Type mapping#

Because Trino and Druid each support types that the other does not, this connector modifies some types when reading data.

Druid type to Trino type mapping#

The connector maps Druid types to the corresponding Trino types according to the following table:

Druid type to Trino type mapping#

Druid type

Trino type










Except for the special _time column, which is mapped to TIMESTAMP.



Only applicable to the special _time column.

No other data types are supported.

Druid does not have a real NULL value for any data type. By default, Druid treats NULL as the default value for a data type. For example, LONG would be 0, DOUBLE would be 0.0, STRING would be an empty string '', and so forth.

Type mapping configuration properties#

The following properties can be used to configure how data types from the connected data source are mapped to Trino data types and how the metadata is cached in Trino.

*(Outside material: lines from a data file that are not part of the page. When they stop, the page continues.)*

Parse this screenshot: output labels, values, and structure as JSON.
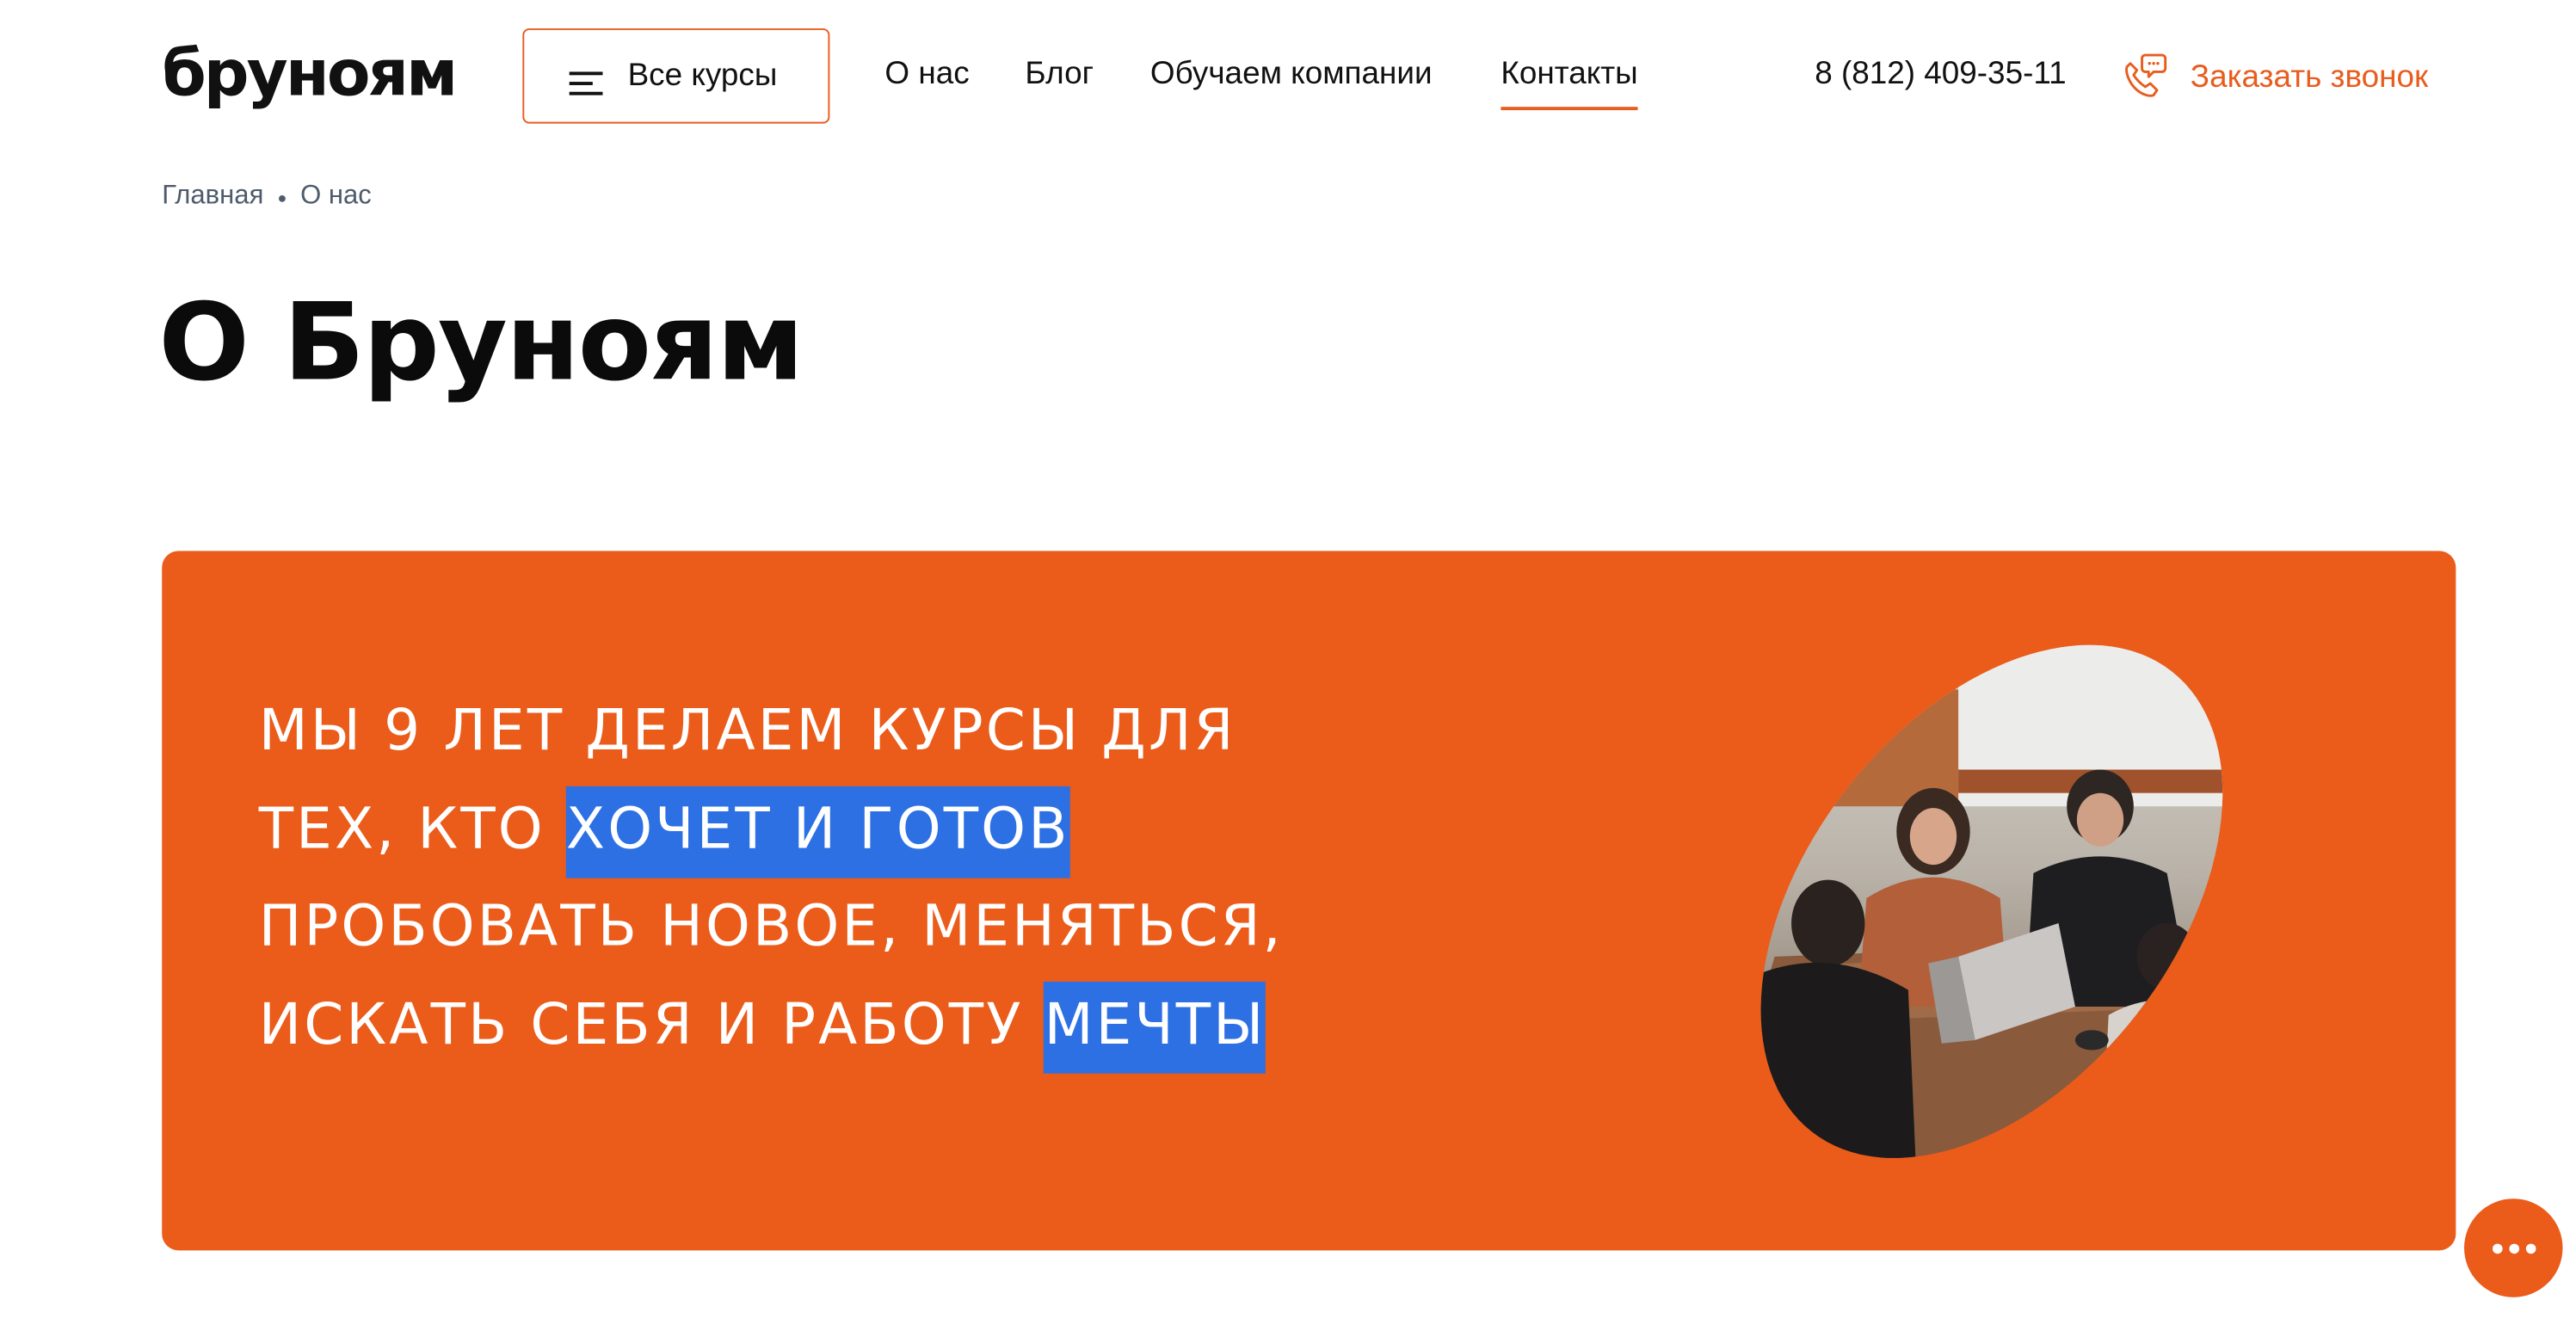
{
  "header": {
    "logo_text": "бруноям",
    "courses_button_label": "Все курсы",
    "nav": [
      {
        "label": "О нас",
        "active": false
      },
      {
        "label": "Блог",
        "active": false
      },
      {
        "label": "Обучаем компании",
        "active": false
      },
      {
        "label": "Контакты",
        "active": true
      }
    ],
    "phone": "8 (812) 409-35-11",
    "callback_label": "Заказать звонок",
    "icons": {
      "menu": "burger-menu-icon",
      "callback": "phone-chat-icon"
    }
  },
  "breadcrumb": {
    "items": [
      "Главная",
      "О нас"
    ]
  },
  "page_title": "О Бруноям",
  "hero": {
    "line1": "МЫ 9 ЛЕТ ДЕЛАЕМ КУРСЫ ДЛЯ",
    "line2_plain": "ТЕХ, КТО",
    "line2_highlight": "ХОЧЕТ И ГОТОВ",
    "line3": "ПРОБОВАТЬ НОВОЕ, МЕНЯТЬСЯ,",
    "line4_plain": "ИСКАТЬ СЕБЯ И РАБОТУ",
    "line4_highlight": "МЕЧТЫ",
    "photo": "team-meeting-photo"
  },
  "chat_fab": {
    "icon": "more-dots-icon"
  },
  "colors": {
    "brand_orange": "#eb5b1a",
    "highlight_blue": "#2d70e4",
    "text_dark": "#111111",
    "breadcrumb_gray": "#4e5b6c"
  }
}
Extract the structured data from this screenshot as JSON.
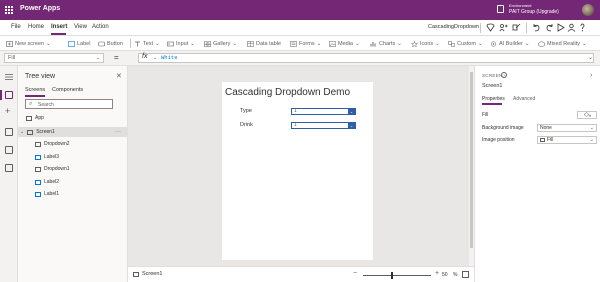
{
  "titlebar": {
    "app_name": "Power Apps",
    "environment_label": "Environment",
    "environment_name": "PAIT Group (Upgrade)"
  },
  "menu": {
    "items": [
      "File",
      "Home",
      "Insert",
      "View",
      "Action"
    ],
    "active": "Insert",
    "app_title": "CascadingDropdown"
  },
  "toolbar": {
    "items": [
      "New screen",
      "Label",
      "Button",
      "Text",
      "Input",
      "Gallery",
      "Data table",
      "Forms",
      "Media",
      "Charts",
      "Icons",
      "Custom",
      "AI Builder",
      "Mixed Reality"
    ]
  },
  "formula": {
    "property": "Fill",
    "fx_label": "fx",
    "value": "White"
  },
  "tree": {
    "title": "Tree view",
    "tabs": [
      "Screens",
      "Components"
    ],
    "search_placeholder": "Search",
    "nodes": [
      "App",
      "Screen1",
      "Dropdown2",
      "Label3",
      "Dropdown1",
      "Label2",
      "Label1"
    ]
  },
  "canvas": {
    "title": "Cascading Dropdown Demo",
    "type_label": "Type",
    "drink_label": "Drink",
    "dropdown1_value": "1",
    "dropdown2_value": "1"
  },
  "status": {
    "screen_name": "Screen1",
    "zoom_minus": "−",
    "zoom_plus": "+",
    "zoom_value": "50",
    "zoom_unit": "%"
  },
  "properties": {
    "kind": "SCREEN",
    "name": "Screen1",
    "tabs": [
      "Properties",
      "Advanced"
    ],
    "fill_label": "Fill",
    "background_image_label": "Background image",
    "background_image_value": "None",
    "image_position_label": "Image position",
    "image_position_value": "Fill"
  },
  "colors": {
    "brand": "#742774",
    "dropdown_accent": "#2f5ea8",
    "formula_text": "#0078d4"
  }
}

Property name


Default value


Configure how unsupported column data types are handled:

  • IGNORE, column is not accessible.

  • CONVERT_TO_VARCHAR, column is converted to unbounded VARCHAR.

The respective catalog session property is unsupported_type_handling.



Allow forced mapping of comma separated lists of data types to convert to unbounded VARCHAR

SQL support#

The connector provides globally available and read operation statements to access data and metadata in the Druid database.

Table functions#

The connector provides specific table functions to access Druid.

query(varchar) -> table#

The query function allows you to query the underlying database directly. It requires syntax native to Druid, because the full query is pushed down and processed in Druid. This can be useful for accessing native features which are not available in Trino or for improving query performance in situations where running a query natively may be faster.

The native query passed to the underlying data source is required to return a table as a result set. Only the data source performs validation or security checks for these queries using its own configuration. Trino does not perform these tasks. Only use passthrough queries to read data.

As an example, query the example catalog and use STRING_TO_MV and MV_LENGTH from Druid SQL’s multi-value string functions to split and then count the number of comma-separated values in a column:

      query => 'SELECT
          STRING_TO_MV(direct_reports, ",")
        ) AS num_reports
      FROM company.managers'


The query engine does not preserve the order of the results of this function. If the passed query contains an ORDER BY clause, the function result may not be ordered as expected.